**Work instructions**
Copy out, from the entries below, each line holding the string "email".

**The records**
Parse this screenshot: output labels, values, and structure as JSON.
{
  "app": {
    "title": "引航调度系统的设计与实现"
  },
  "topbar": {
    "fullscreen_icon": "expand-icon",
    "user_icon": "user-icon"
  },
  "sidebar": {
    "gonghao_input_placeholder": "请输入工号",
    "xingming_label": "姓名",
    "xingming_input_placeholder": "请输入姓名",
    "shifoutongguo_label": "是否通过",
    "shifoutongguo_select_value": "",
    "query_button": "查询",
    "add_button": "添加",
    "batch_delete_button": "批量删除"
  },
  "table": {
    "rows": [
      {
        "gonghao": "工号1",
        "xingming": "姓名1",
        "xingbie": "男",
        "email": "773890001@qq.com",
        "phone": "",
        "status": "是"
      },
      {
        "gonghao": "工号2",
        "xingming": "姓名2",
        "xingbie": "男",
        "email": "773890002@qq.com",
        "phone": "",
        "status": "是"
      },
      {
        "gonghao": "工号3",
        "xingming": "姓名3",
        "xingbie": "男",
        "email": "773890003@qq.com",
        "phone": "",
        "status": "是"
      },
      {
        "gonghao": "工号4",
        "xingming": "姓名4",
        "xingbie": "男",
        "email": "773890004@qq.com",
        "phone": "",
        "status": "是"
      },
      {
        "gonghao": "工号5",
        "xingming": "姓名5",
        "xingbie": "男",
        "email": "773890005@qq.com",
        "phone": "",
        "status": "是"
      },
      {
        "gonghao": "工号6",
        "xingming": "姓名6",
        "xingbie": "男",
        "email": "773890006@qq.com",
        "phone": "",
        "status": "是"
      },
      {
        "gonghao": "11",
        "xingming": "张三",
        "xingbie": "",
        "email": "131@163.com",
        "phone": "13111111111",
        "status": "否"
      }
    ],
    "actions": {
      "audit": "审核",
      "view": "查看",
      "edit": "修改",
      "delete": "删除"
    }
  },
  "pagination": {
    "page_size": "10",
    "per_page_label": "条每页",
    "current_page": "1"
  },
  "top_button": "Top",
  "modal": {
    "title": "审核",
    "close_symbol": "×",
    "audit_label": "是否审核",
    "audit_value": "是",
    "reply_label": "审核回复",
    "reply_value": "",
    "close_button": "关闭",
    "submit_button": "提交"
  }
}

**Answer for this exercise**
        "email": "773890001@qq.com",
        "email": "773890002@qq.com",
        "email": "773890003@qq.com",
        "email": "773890004@qq.com",
        "email": "773890005@qq.com",
        "email": "773890006@qq.com",
        "email": "131@163.com",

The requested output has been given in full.